*** Opening DATA TO EXAMINE ***

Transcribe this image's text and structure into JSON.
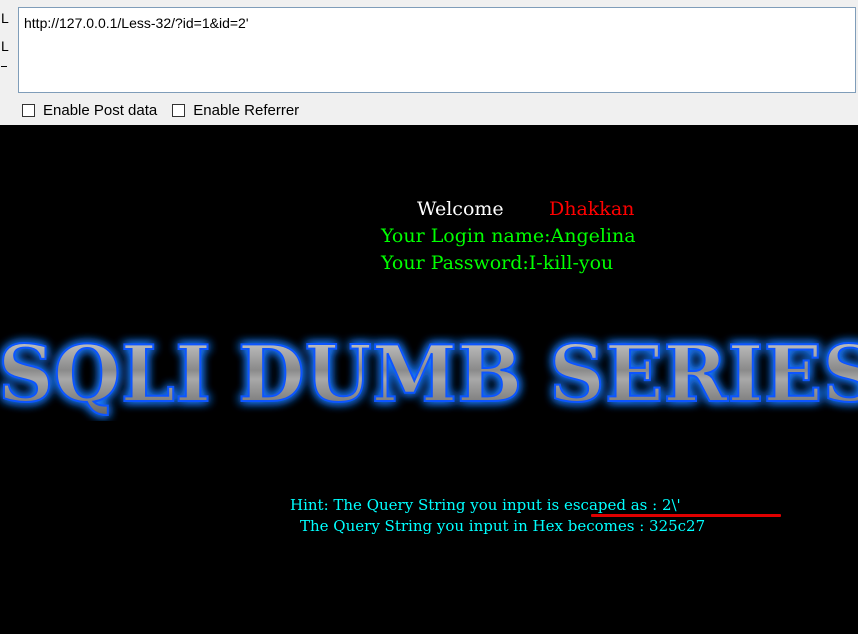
{
  "toolbar": {
    "side_label_1": "L",
    "side_label_2": "L",
    "url_value": "http://127.0.0.1/Less-32/?id=1&id=2'",
    "enable_post_label": "Enable Post data",
    "enable_referrer_label": "Enable Referrer"
  },
  "page": {
    "welcome_word": "Welcome",
    "welcome_name": "Dhakkan",
    "login_line": "Your Login name:Angelina",
    "password_line": "Your Password:I-kill-you",
    "banner_text": "SQLI DUMB SERIES",
    "hint_line": "Hint: The Query String you input is escaped as : 2\\'",
    "hex_line": "The Query String you input in Hex becomes : 325c27"
  },
  "colors": {
    "welcome": "#ffffff",
    "name": "#ff0000",
    "credentials": "#00ff00",
    "hint": "#00ffff",
    "banner_glow": "#1e7bff"
  }
}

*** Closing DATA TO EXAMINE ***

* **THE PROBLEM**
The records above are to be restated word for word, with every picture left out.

* **TASK SOLUTION**
Transcribe this image's text and structure into JSON.
{
  "toolbar": {
    "side_label_1": "L",
    "side_label_2": "L",
    "url_value": "http://127.0.0.1/Less-32/?id=1&id=2'",
    "enable_post_label": "Enable Post data",
    "enable_referrer_label": "Enable Referrer"
  },
  "page": {
    "welcome_word": "Welcome",
    "welcome_name": "Dhakkan",
    "login_line": "Your Login name:Angelina",
    "password_line": "Your Password:I-kill-you",
    "banner_text": "SQLI DUMB SERIES",
    "hint_line": "Hint: The Query String you input is escaped as : 2\\'",
    "hex_line": "The Query String you input in Hex becomes : 325c27"
  },
  "colors": {
    "welcome": "#ffffff",
    "name": "#ff0000",
    "credentials": "#00ff00",
    "hint": "#00ffff",
    "banner_glow": "#1e7bff"
  }
}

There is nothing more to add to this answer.